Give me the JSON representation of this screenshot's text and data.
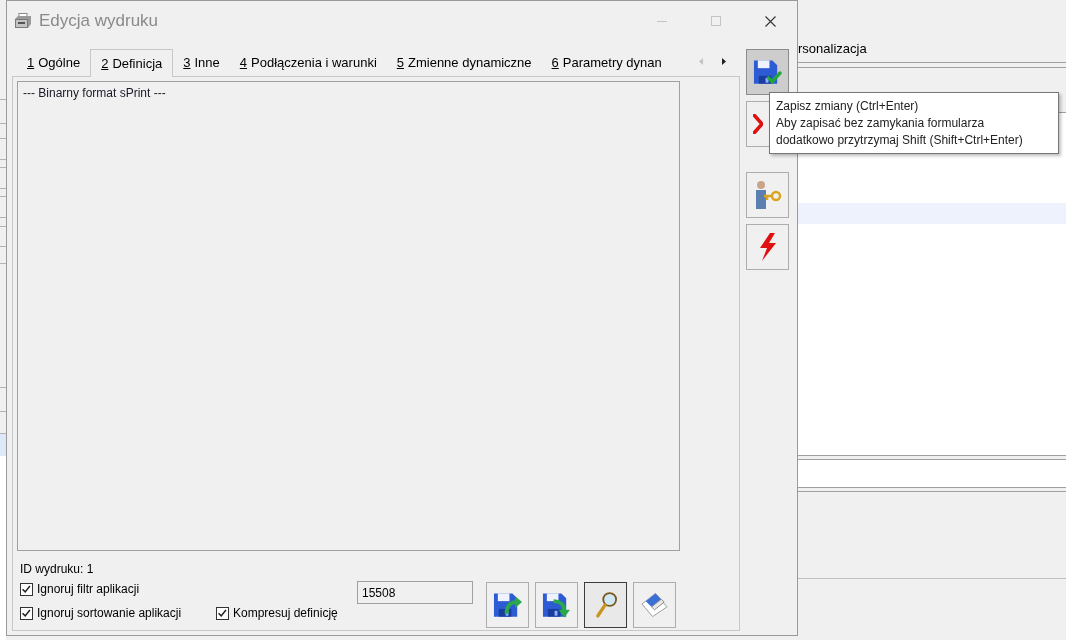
{
  "window": {
    "title": "Edycja wydruku"
  },
  "caption_buttons": [
    {
      "kind": "minimize",
      "disabled": true
    },
    {
      "kind": "maximize",
      "disabled": true
    },
    {
      "kind": "close",
      "disabled": false
    }
  ],
  "tabs": [
    {
      "key": "1",
      "label": "Ogólne",
      "selected": false
    },
    {
      "key": "2",
      "label": "Definicja",
      "selected": true
    },
    {
      "key": "3",
      "label": "Inne",
      "selected": false
    },
    {
      "key": "4",
      "label": "Podłączenia i warunki",
      "selected": false
    },
    {
      "key": "5",
      "label": "Zmienne dynamiczne",
      "selected": false
    },
    {
      "key": "6",
      "label": "Parametry dynan",
      "selected": false
    }
  ],
  "tab_scroll": [
    {
      "kind": "left",
      "disabled": true
    },
    {
      "kind": "right",
      "disabled": false
    }
  ],
  "definition": {
    "text": "--- Binarny format sPrint ---"
  },
  "print_id": "ID wydruku: 1",
  "options": [
    {
      "label": "Ignoruj filtr aplikacji",
      "checked": true
    },
    {
      "label": "Ignoruj sortowanie aplikacji",
      "checked": true
    },
    {
      "label": "Kompresuj definicję",
      "checked": true
    }
  ],
  "number_field": {
    "value": "15508"
  },
  "bottom_buttons": [
    {
      "kind": "import",
      "focused": false
    },
    {
      "kind": "export",
      "focused": false
    },
    {
      "kind": "preview",
      "focused": true
    },
    {
      "kind": "clear",
      "focused": false
    }
  ],
  "side_buttons": [
    {
      "kind": "save",
      "highlighted": true
    },
    {
      "kind": "cancel",
      "highlighted": false
    },
    {
      "kind": "permissions",
      "highlighted": false
    },
    {
      "kind": "execute",
      "highlighted": false
    }
  ],
  "tooltip": {
    "lines": [
      "Zapisz zmiany (Ctrl+Enter)",
      "Aby zapisać bez zamykania formularza",
      "dodatkowo przytrzymaj Shift (Shift+Ctrl+Enter)"
    ]
  },
  "background_window": {
    "tab": "rsonalizacja"
  }
}
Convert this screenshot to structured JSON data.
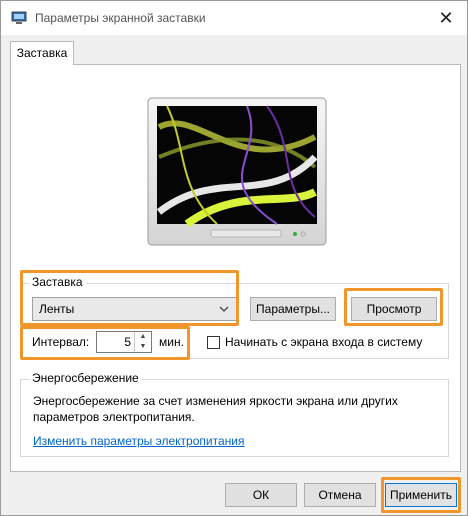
{
  "window": {
    "title": "Параметры экранной заставки",
    "close_glyph": "✕"
  },
  "tabs": [
    {
      "label": "Заставка"
    }
  ],
  "screensaver": {
    "group_label": "Заставка",
    "selected": "Ленты",
    "settings_button": "Параметры...",
    "preview_button": "Просмотр"
  },
  "interval": {
    "label": "Интервал:",
    "value": "5",
    "unit": "мин."
  },
  "logon_checkbox": {
    "label": "Начинать с экрана входа в систему",
    "checked": false
  },
  "power": {
    "group_label": "Энергосбережение",
    "description_line1": "Энергосбережение за счет изменения яркости экрана или других",
    "description_line2": "параметров электропитания.",
    "link": "Изменить параметры электропитания"
  },
  "footer": {
    "ok": "ОК",
    "cancel": "Отмена",
    "apply": "Применить"
  },
  "colors": {
    "highlight": "#f0962a",
    "link": "#0066cc",
    "accent": "#0078d7"
  },
  "icons": {
    "window": "monitor-icon",
    "close": "close-icon",
    "dropdown": "chevron-down-icon",
    "spin_up": "arrow-up-icon",
    "spin_down": "arrow-down-icon"
  }
}
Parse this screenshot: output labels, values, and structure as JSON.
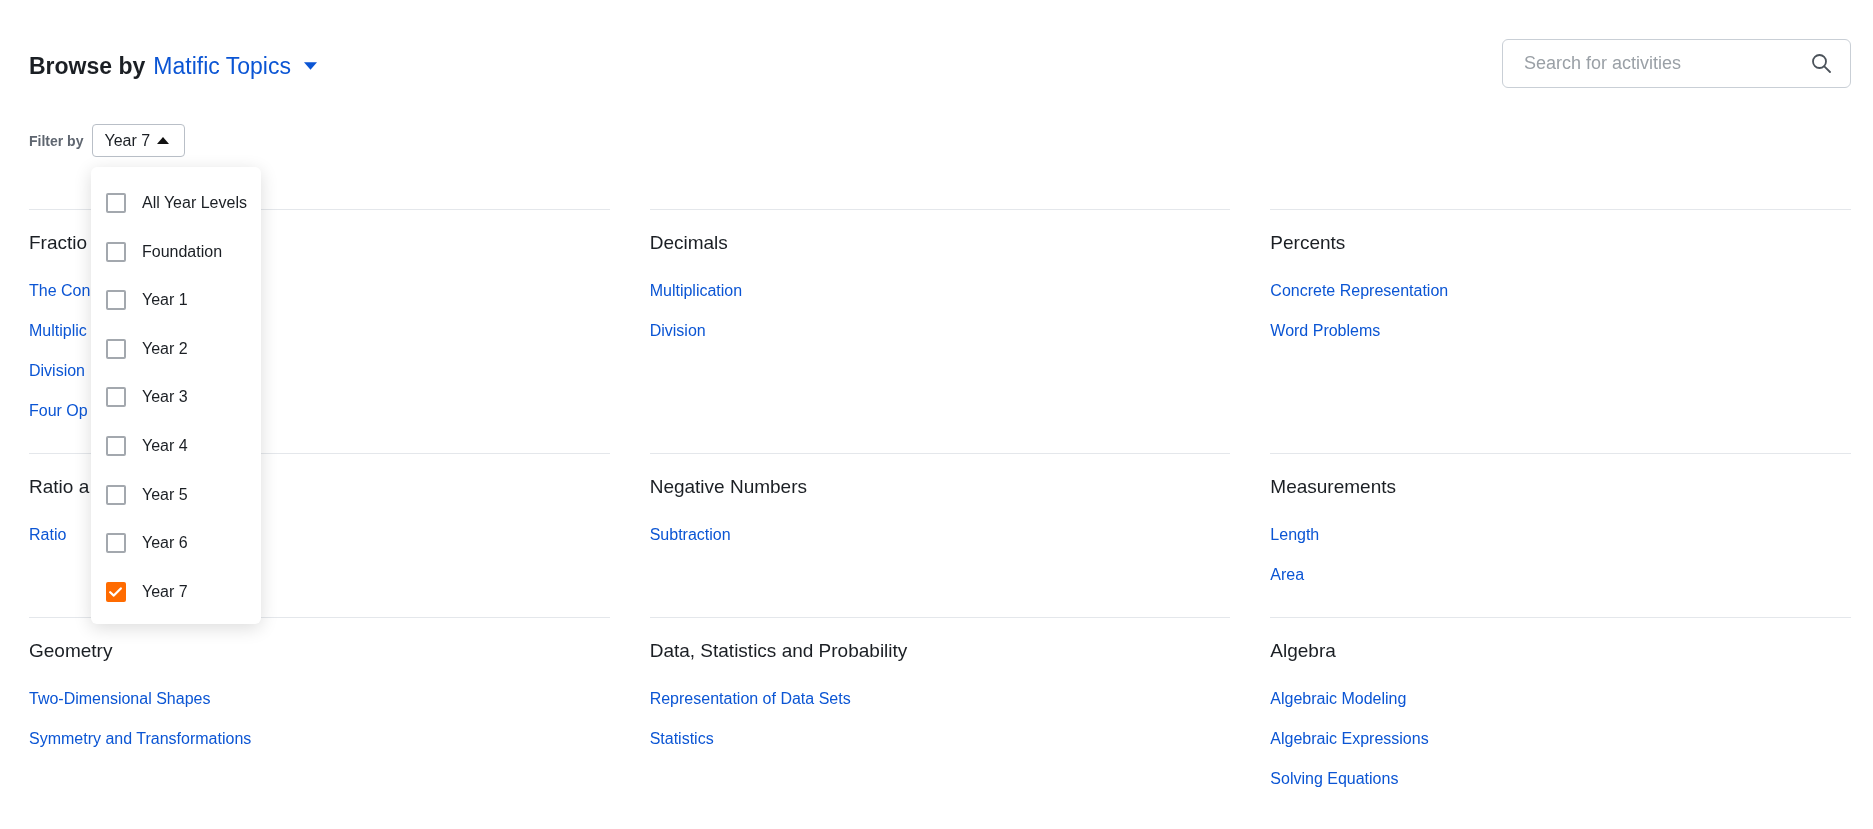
{
  "header": {
    "label": "Browse by",
    "topic_menu": "Matific Topics"
  },
  "search": {
    "placeholder": "Search for activities"
  },
  "filter": {
    "label": "Filter by",
    "value": "Year 7",
    "expanded": true,
    "options": [
      {
        "label": "All Year Levels",
        "checked": false
      },
      {
        "label": "Foundation",
        "checked": false
      },
      {
        "label": "Year 1",
        "checked": false
      },
      {
        "label": "Year 2",
        "checked": false
      },
      {
        "label": "Year 3",
        "checked": false
      },
      {
        "label": "Year 4",
        "checked": false
      },
      {
        "label": "Year 5",
        "checked": false
      },
      {
        "label": "Year 6",
        "checked": false
      },
      {
        "label": "Year 7",
        "checked": true
      }
    ]
  },
  "topics": [
    {
      "title": "Fractio",
      "links": [
        "The Con",
        "Multiplic",
        "Division",
        "Four Op"
      ]
    },
    {
      "title": "Decimals",
      "links": [
        "Multiplication",
        "Division"
      ]
    },
    {
      "title": "Percents",
      "links": [
        "Concrete Representation",
        "Word Problems"
      ]
    },
    {
      "title": "Ratio a",
      "links": [
        "Ratio"
      ]
    },
    {
      "title": "Negative Numbers",
      "links": [
        "Subtraction"
      ]
    },
    {
      "title": "Measurements",
      "links": [
        "Length",
        "Area"
      ]
    },
    {
      "title": "Geometry",
      "links": [
        "Two-Dimensional Shapes",
        "Symmetry and Transformations"
      ]
    },
    {
      "title": "Data, Statistics and Probability",
      "links": [
        "Representation of Data Sets",
        "Statistics"
      ]
    },
    {
      "title": "Algebra",
      "links": [
        "Algebraic Modeling",
        "Algebraic Expressions",
        "Solving Equations"
      ]
    }
  ]
}
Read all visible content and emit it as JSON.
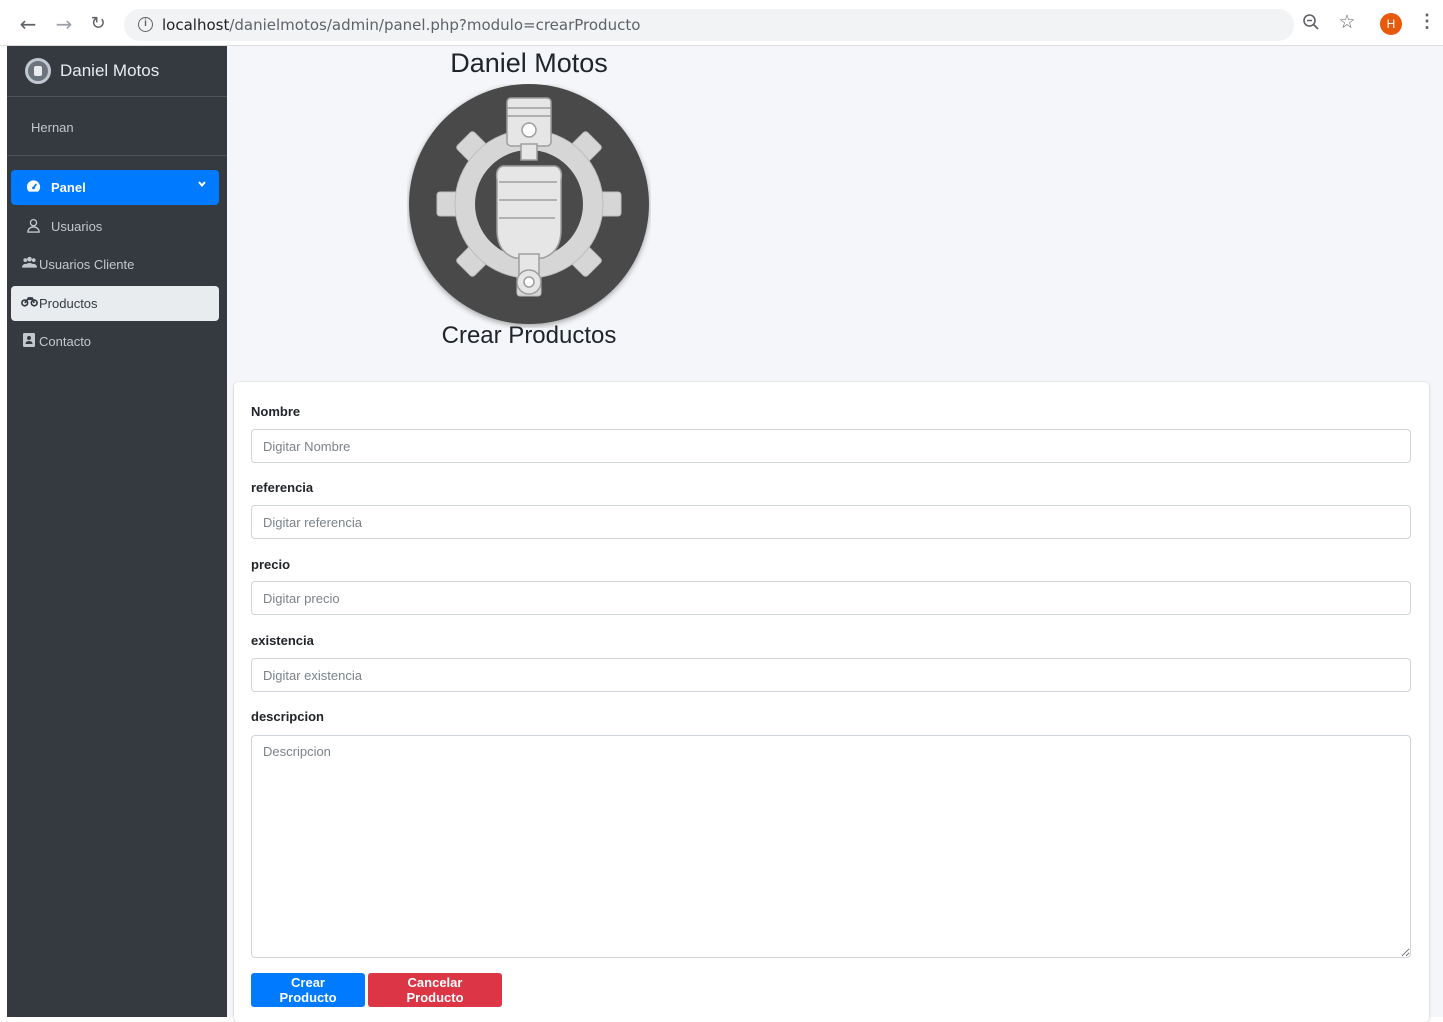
{
  "browser": {
    "url_host": "localhost",
    "url_path": "/danielmotos/admin/panel.php?modulo=crearProducto",
    "profile_initial": "H"
  },
  "sidebar": {
    "brand": "Daniel Motos",
    "user": "Hernan",
    "items": [
      {
        "label": "Panel",
        "icon": "tachometer-icon",
        "active": true
      },
      {
        "label": "Usuarios",
        "icon": "user-icon"
      },
      {
        "label": "Usuarios Cliente",
        "icon": "users-icon"
      },
      {
        "label": "Productos",
        "icon": "motorcycle-icon",
        "selected": true
      },
      {
        "label": "Contacto",
        "icon": "address-card-icon"
      }
    ]
  },
  "main": {
    "site_title": "Daniel Motos",
    "heading": "Crear Productos"
  },
  "form": {
    "fields": [
      {
        "label": "Nombre",
        "placeholder": "Digitar Nombre",
        "value": ""
      },
      {
        "label": "referencia",
        "placeholder": "Digitar referencia",
        "value": ""
      },
      {
        "label": "precio",
        "placeholder": "Digitar precio",
        "value": ""
      },
      {
        "label": "existencia",
        "placeholder": "Digitar existencia",
        "value": ""
      },
      {
        "label": "descripcion",
        "placeholder": "Descripcion",
        "value": ""
      }
    ],
    "submit_label": "Crear Producto",
    "cancel_label": "Cancelar Producto"
  },
  "colors": {
    "primary": "#007bff",
    "danger": "#dc3545",
    "sidebar_bg": "#343a40",
    "main_bg": "#f4f6f9"
  }
}
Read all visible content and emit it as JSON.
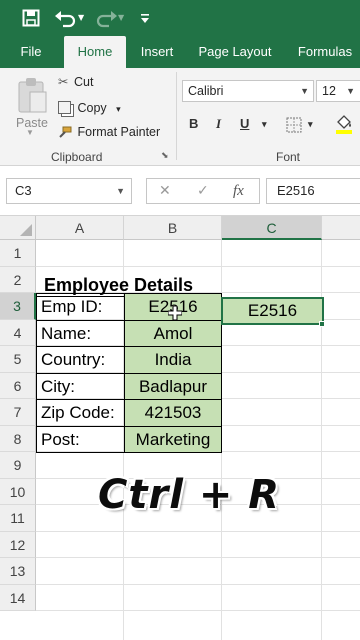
{
  "qat": {
    "save_icon": "save-icon",
    "undo_icon": "undo-icon",
    "redo_icon": "redo-icon",
    "customize_icon": "customize-icon"
  },
  "tabs": [
    {
      "label": "File",
      "active": false
    },
    {
      "label": "Home",
      "active": true
    },
    {
      "label": "Insert",
      "active": false
    },
    {
      "label": "Page Layout",
      "active": false
    },
    {
      "label": "Formulas",
      "active": false
    }
  ],
  "ribbon": {
    "clipboard": {
      "paste_label": "Paste",
      "cut_label": "Cut",
      "copy_label": "Copy",
      "format_painter_label": "Format Painter",
      "group_label": "Clipboard"
    },
    "font": {
      "font_name": "Calibri",
      "font_size": "12",
      "bold": "B",
      "italic": "I",
      "underline": "U",
      "group_label": "Font"
    }
  },
  "formula_bar": {
    "name_box": "C3",
    "cancel_icon": "✕",
    "enter_icon": "✓",
    "fx_label": "fx",
    "formula": "E2516"
  },
  "grid": {
    "columns": [
      "A",
      "B",
      "C"
    ],
    "selected_column": "C",
    "rows": [
      "1",
      "2",
      "3",
      "4",
      "5",
      "6",
      "7",
      "8",
      "9",
      "10",
      "11",
      "12",
      "13",
      "14"
    ],
    "selected_row": "3",
    "title": "Employee Details",
    "labels": [
      "Emp ID:",
      "Name:",
      "Country:",
      "City:",
      "Zip Code:",
      "Post:"
    ],
    "values": [
      "E2516",
      "Amol",
      "India",
      "Badlapur",
      "421503",
      "Marketing"
    ],
    "c3_value": "E2516"
  },
  "overlay": {
    "shortcut_text": "Ctrl + R"
  },
  "colors": {
    "excel_green": "#217346",
    "cell_fill": "#c6e0b4"
  }
}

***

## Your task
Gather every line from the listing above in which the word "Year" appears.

## Result for this task
    "value": "Year 7",
        "label": "All Year Levels",
        "label": "Year 1",
        "label": "Year 2",
        "label": "Year 3",
        "label": "Year 4",
        "label": "Year 5",
        "label": "Year 6",
        "label": "Year 7",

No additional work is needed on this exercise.